#### Work task:
Among the lines of the records, find all that carry the word "JSON" and copy them.

(Items from an interface collection)

□ □ □

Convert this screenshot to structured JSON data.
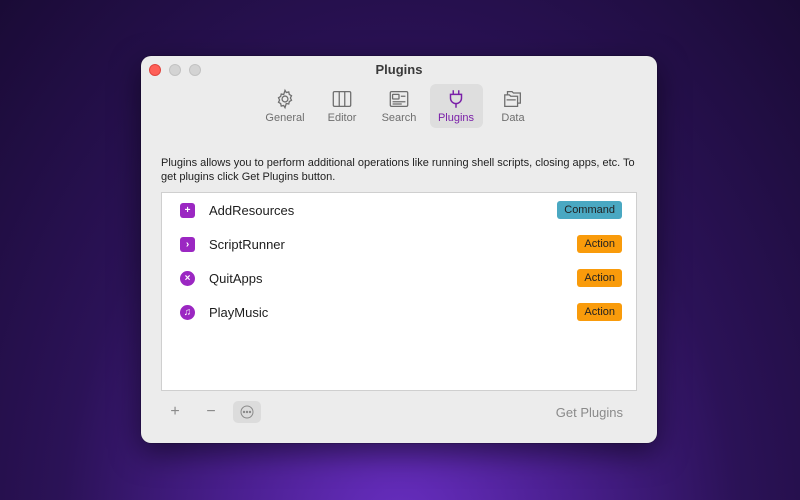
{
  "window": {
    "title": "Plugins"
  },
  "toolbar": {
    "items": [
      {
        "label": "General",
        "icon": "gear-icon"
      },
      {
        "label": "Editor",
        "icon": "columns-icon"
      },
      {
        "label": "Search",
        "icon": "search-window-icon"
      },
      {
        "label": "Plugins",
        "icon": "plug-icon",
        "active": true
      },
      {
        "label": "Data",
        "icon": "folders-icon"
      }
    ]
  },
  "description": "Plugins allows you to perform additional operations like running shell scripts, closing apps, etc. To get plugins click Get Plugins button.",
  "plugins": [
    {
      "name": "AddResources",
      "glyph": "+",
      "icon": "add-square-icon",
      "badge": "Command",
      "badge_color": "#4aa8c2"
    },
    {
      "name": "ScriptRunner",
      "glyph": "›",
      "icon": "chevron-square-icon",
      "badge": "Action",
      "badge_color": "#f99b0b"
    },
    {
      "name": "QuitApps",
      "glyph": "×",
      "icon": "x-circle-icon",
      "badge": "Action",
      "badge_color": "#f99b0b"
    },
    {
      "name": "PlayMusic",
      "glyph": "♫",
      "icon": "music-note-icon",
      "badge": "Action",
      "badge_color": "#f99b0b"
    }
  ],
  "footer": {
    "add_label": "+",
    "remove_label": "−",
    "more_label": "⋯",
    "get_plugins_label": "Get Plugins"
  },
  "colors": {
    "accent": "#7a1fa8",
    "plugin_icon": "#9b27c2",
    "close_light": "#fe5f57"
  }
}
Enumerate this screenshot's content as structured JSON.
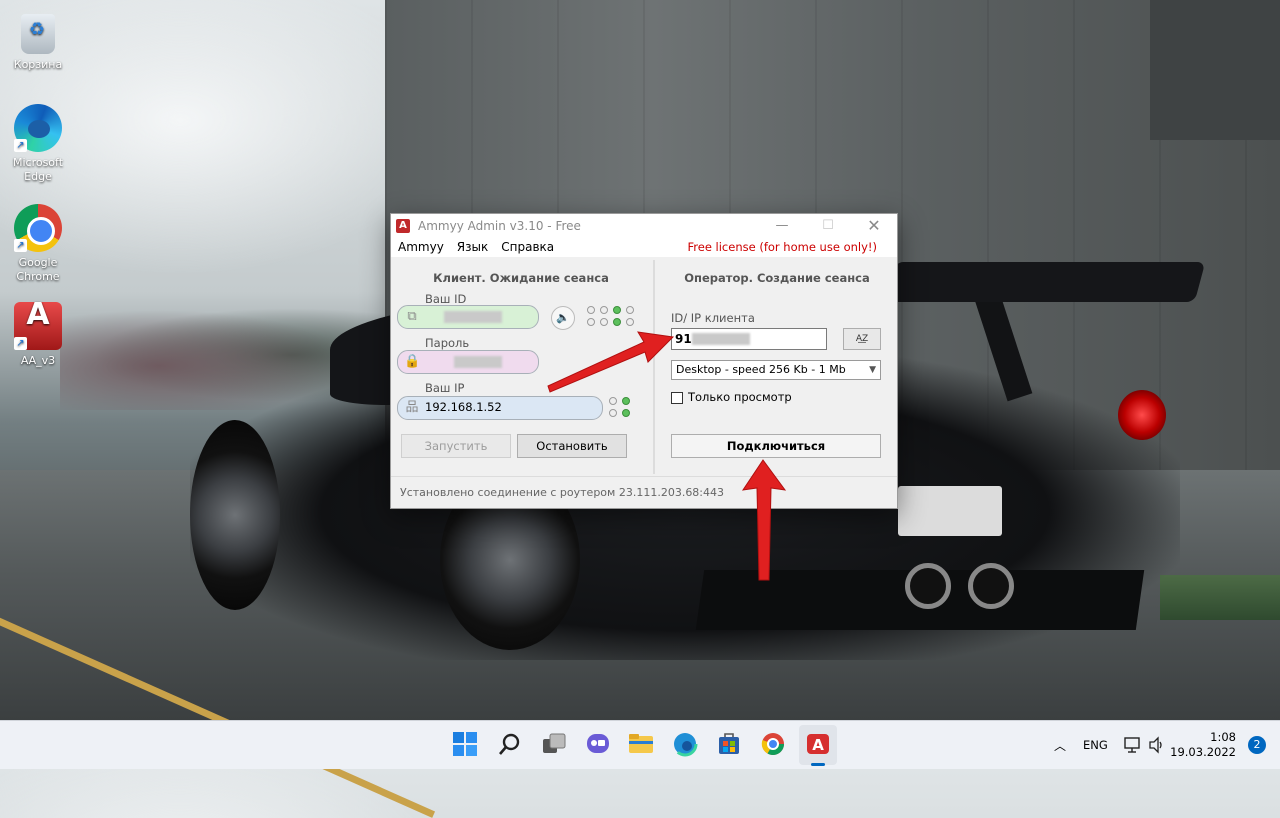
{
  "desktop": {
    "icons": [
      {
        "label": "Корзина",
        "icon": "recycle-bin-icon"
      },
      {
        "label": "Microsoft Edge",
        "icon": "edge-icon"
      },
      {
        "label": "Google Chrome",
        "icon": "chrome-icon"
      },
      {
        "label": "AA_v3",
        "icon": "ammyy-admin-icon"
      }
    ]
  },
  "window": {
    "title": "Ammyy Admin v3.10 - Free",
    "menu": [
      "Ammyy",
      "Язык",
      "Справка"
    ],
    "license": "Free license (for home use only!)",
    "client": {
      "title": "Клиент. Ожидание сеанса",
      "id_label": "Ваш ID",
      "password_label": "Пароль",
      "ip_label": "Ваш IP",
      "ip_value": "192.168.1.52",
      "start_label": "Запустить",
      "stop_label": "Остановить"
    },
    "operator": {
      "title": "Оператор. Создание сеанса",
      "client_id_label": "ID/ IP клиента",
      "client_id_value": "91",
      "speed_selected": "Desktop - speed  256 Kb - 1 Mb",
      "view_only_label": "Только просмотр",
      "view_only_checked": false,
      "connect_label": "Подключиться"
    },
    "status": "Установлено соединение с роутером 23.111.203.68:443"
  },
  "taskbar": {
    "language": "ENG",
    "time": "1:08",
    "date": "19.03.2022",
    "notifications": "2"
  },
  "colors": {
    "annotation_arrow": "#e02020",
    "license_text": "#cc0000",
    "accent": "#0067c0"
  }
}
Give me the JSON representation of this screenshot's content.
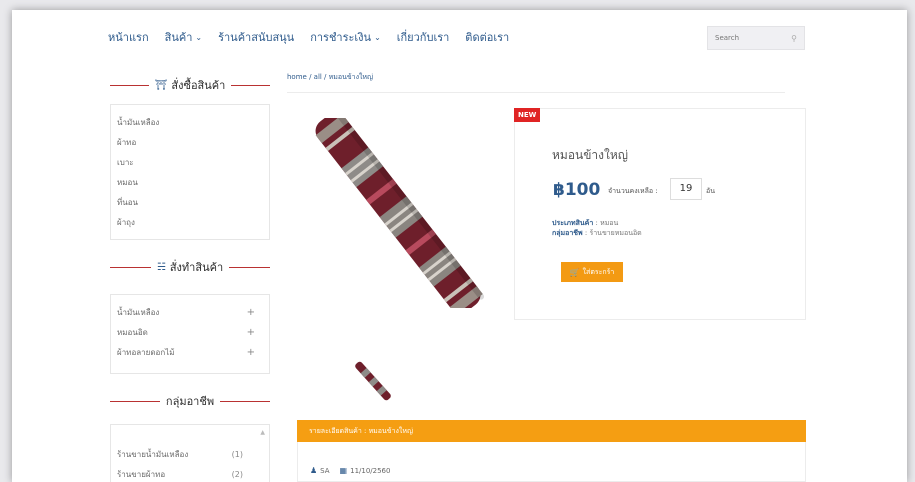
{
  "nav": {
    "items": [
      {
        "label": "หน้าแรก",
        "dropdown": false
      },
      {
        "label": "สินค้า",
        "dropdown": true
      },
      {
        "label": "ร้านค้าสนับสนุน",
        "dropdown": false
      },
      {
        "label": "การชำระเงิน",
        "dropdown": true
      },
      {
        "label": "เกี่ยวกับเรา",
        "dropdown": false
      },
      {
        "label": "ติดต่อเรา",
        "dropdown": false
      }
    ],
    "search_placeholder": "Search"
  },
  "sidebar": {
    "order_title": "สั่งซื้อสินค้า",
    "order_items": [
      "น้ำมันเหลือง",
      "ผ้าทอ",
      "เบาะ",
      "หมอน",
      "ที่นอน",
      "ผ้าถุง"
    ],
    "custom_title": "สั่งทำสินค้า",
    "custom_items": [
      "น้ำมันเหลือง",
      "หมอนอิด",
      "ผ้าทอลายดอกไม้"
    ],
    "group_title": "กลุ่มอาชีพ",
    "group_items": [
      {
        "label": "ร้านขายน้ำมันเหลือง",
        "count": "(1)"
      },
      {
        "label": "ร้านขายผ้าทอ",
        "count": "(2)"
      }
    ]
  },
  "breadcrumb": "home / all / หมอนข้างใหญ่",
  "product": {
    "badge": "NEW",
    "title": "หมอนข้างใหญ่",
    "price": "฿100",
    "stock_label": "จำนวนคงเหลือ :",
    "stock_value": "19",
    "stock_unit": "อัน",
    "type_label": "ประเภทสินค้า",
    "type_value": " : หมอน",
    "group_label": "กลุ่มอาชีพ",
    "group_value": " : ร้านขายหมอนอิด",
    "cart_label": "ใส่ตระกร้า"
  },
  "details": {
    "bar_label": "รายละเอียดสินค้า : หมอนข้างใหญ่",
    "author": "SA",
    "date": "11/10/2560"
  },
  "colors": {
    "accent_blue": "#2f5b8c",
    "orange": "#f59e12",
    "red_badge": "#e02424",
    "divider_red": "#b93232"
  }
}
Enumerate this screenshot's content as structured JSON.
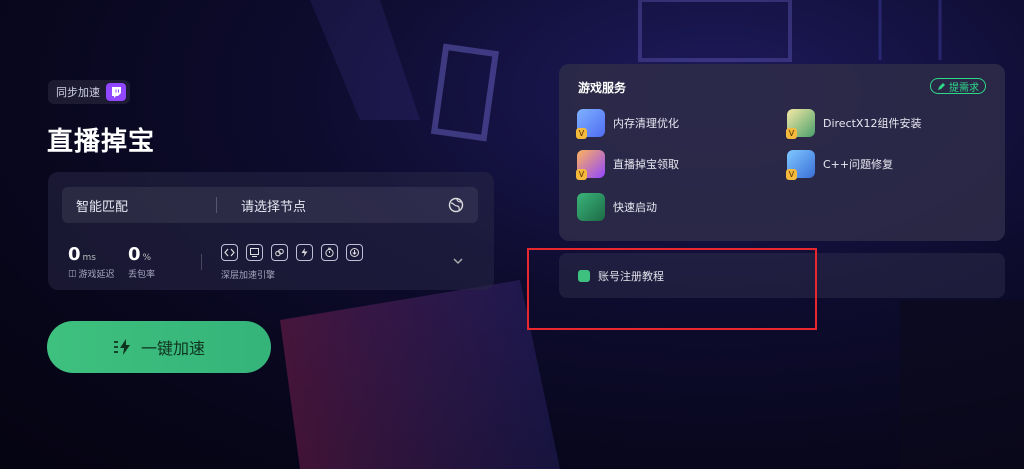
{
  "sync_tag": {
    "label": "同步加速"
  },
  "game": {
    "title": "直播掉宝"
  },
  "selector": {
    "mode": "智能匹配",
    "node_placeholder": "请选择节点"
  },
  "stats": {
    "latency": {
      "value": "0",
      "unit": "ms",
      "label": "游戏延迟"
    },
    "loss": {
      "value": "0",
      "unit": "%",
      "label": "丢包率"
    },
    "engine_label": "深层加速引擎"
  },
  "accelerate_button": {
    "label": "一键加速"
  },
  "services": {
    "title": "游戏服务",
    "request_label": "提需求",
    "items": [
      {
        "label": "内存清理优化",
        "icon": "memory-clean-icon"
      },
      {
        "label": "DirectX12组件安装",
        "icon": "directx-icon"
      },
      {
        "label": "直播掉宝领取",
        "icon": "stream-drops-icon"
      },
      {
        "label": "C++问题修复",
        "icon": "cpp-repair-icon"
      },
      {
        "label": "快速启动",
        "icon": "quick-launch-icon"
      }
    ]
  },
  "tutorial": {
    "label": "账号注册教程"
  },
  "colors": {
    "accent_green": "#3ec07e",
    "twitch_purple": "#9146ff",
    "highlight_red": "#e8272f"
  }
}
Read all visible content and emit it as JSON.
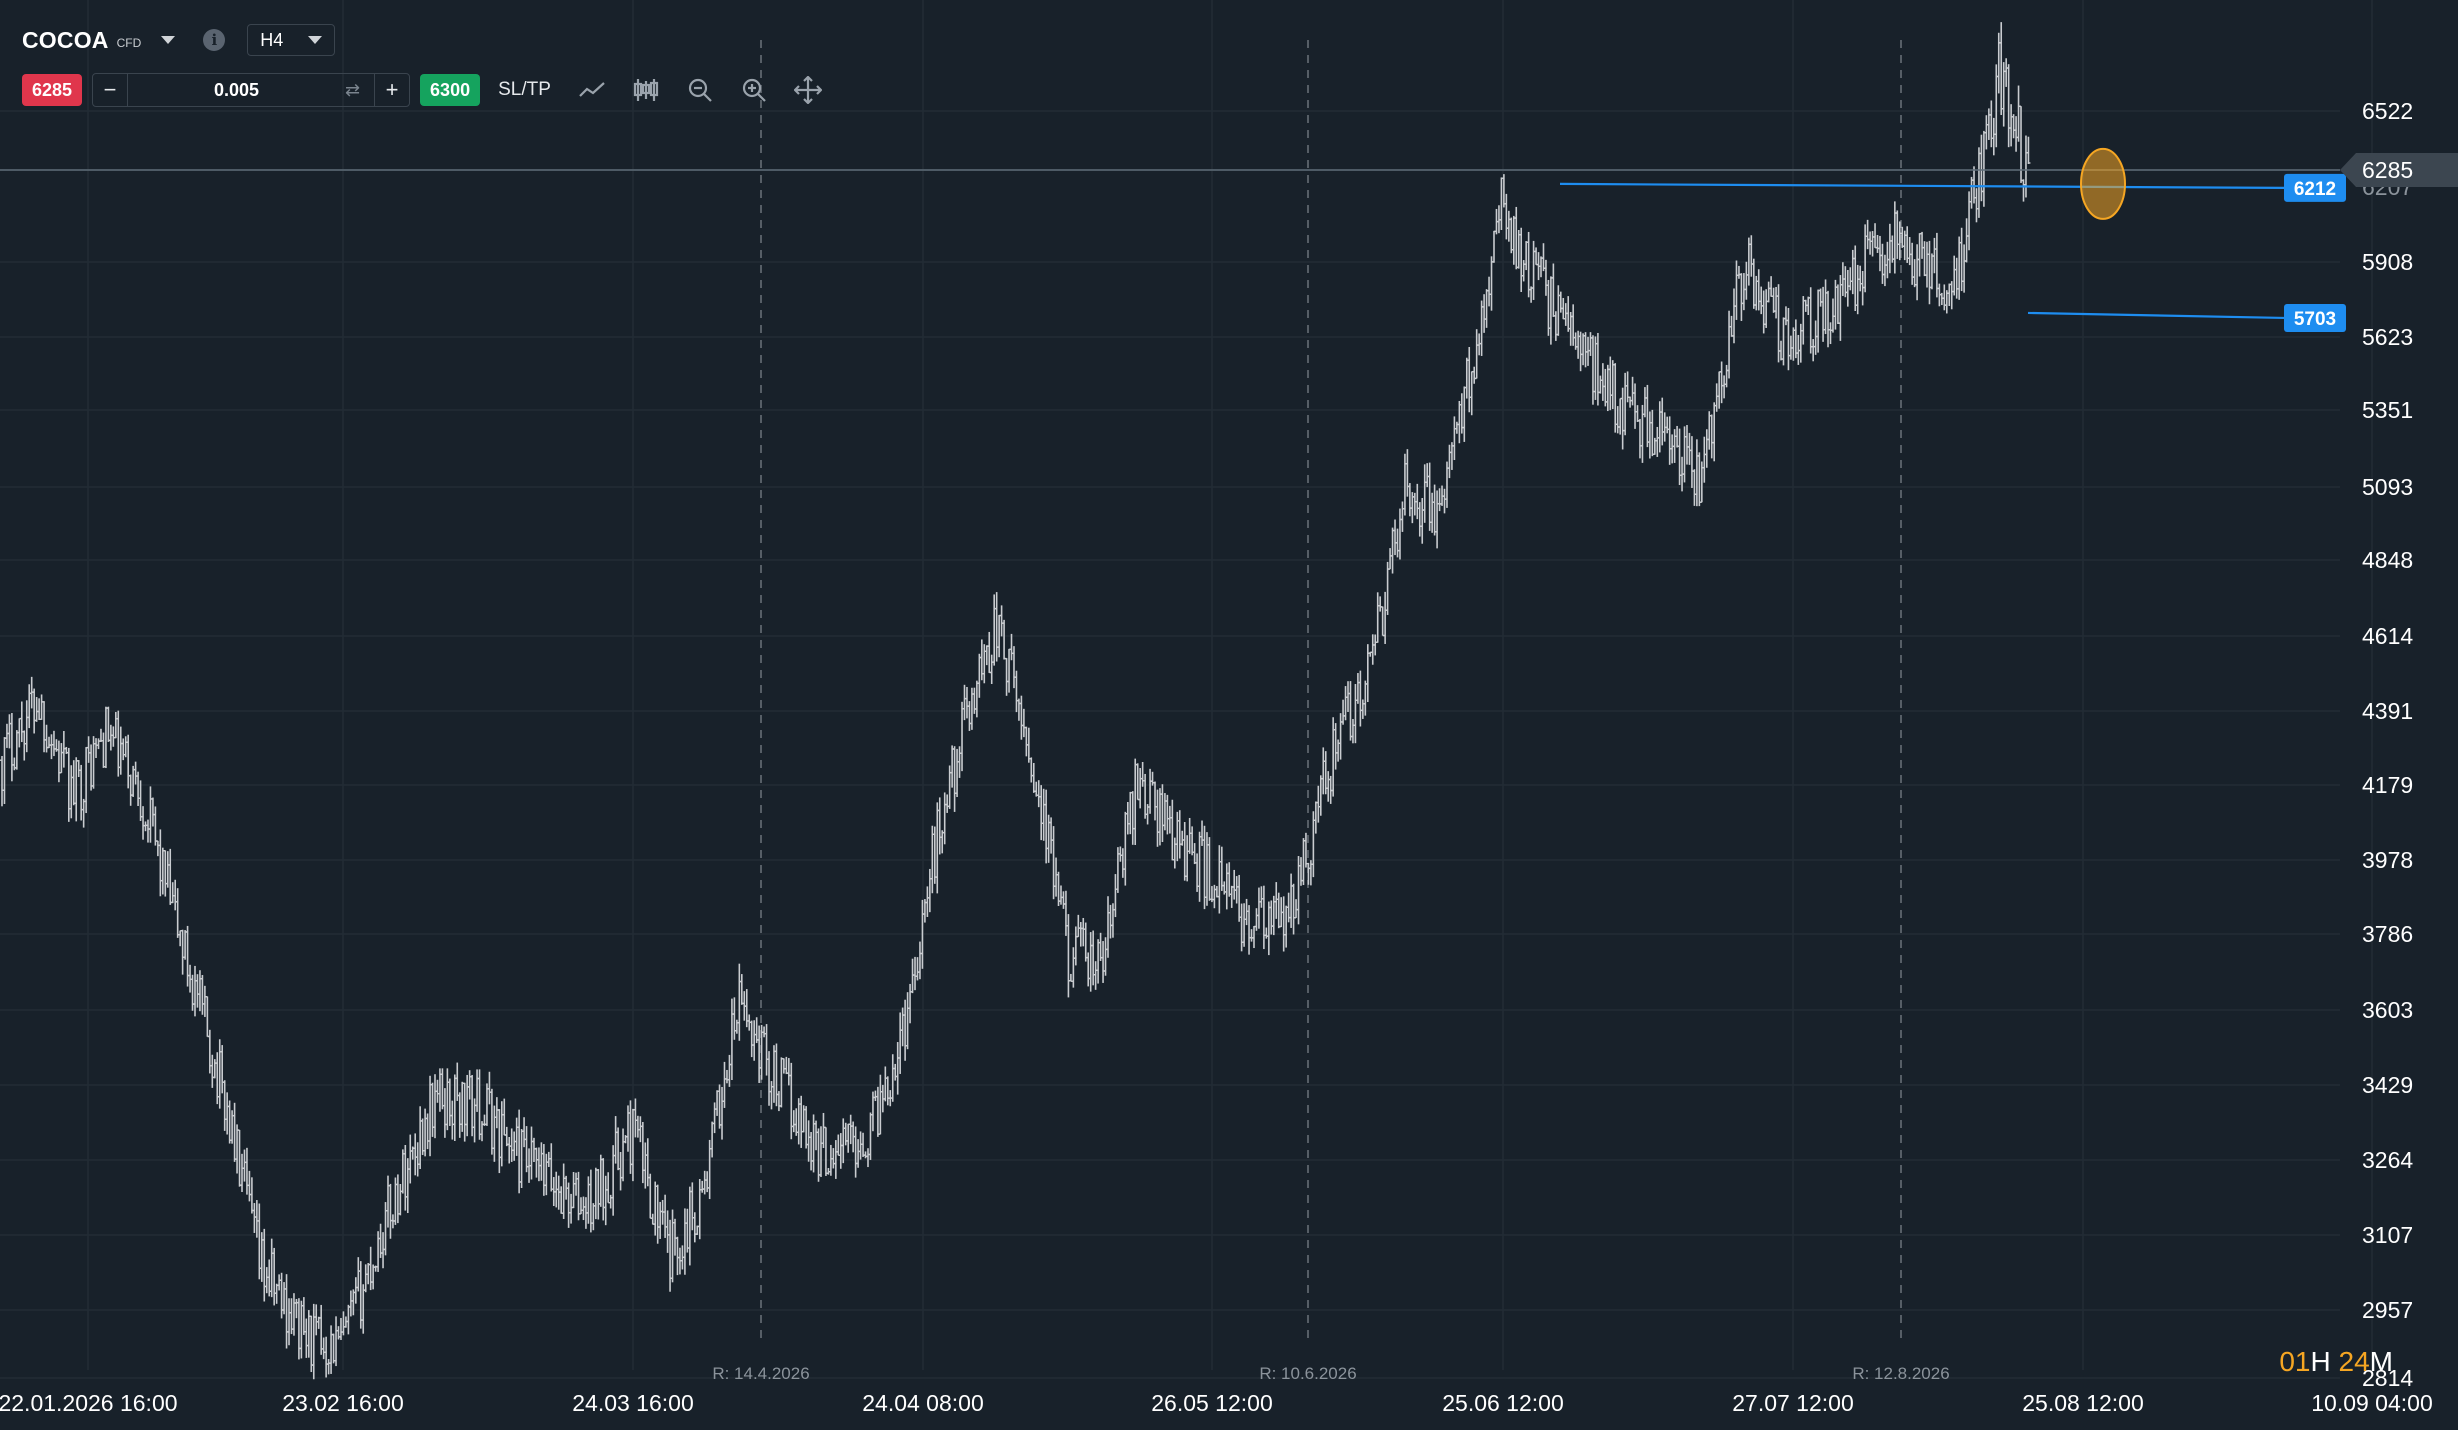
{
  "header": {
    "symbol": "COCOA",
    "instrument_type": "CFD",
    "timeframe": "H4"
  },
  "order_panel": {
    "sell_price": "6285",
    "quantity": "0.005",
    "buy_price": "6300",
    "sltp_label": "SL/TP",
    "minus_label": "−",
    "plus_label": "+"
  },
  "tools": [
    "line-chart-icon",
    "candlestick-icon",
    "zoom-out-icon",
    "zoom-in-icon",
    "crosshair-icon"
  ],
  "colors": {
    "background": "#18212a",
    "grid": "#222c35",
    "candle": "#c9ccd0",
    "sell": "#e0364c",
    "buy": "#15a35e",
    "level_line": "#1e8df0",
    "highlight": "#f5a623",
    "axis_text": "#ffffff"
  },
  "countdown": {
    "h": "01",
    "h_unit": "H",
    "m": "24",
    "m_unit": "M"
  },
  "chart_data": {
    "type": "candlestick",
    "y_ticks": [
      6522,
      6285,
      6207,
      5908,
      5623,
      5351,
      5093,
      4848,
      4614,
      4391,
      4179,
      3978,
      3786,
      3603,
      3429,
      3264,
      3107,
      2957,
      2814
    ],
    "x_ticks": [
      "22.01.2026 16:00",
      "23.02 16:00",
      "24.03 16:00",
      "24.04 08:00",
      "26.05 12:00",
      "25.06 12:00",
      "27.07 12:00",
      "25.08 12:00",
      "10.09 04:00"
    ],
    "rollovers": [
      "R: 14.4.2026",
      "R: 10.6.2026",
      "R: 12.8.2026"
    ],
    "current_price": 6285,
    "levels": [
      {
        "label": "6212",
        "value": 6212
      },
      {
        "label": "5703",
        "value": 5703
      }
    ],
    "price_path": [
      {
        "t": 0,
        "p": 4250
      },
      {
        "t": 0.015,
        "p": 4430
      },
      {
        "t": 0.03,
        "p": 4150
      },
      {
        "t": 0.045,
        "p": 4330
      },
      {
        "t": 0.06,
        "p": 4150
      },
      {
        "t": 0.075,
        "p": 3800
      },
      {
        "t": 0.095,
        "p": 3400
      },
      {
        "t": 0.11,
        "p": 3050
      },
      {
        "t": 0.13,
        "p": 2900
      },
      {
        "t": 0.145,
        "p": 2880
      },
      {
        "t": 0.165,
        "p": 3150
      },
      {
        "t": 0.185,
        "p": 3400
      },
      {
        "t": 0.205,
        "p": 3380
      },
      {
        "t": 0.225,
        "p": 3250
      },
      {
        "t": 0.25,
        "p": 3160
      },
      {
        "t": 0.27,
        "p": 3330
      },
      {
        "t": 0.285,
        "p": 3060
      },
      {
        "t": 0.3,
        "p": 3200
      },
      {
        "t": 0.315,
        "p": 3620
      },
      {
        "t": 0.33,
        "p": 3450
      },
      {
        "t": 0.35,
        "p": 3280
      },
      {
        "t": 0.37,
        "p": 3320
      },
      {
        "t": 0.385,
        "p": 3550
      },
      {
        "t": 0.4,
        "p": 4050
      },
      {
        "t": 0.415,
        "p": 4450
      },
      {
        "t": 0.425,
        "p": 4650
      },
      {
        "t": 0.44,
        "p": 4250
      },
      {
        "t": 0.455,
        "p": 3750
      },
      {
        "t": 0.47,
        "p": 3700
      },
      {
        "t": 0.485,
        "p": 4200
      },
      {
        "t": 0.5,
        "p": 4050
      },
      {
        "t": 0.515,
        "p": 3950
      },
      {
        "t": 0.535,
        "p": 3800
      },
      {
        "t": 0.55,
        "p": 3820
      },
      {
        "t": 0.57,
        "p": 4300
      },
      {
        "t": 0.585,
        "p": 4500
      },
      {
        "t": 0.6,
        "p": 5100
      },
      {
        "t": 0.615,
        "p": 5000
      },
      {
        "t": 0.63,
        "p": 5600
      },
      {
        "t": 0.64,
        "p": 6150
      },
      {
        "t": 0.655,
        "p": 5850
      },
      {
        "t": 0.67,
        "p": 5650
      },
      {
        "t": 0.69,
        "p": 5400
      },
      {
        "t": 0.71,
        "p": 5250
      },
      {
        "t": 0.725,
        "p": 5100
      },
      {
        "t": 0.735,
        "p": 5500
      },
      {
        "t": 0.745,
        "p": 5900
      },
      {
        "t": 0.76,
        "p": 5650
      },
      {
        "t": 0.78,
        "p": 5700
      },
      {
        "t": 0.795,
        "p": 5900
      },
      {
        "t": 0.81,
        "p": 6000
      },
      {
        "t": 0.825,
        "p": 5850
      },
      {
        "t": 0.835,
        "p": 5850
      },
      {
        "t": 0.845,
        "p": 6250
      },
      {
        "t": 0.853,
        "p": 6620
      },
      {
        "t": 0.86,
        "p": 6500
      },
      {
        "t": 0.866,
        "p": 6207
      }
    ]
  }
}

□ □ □

#### Output of the exercise:
Convert this screenshot to structured JSON data.
Enumerate this screenshot's content as structured JSON.
Give me the JSON representation of this screenshot's content.
Enumerate this screenshot's content as structured JSON.
Read all visible content and emit it as JSON.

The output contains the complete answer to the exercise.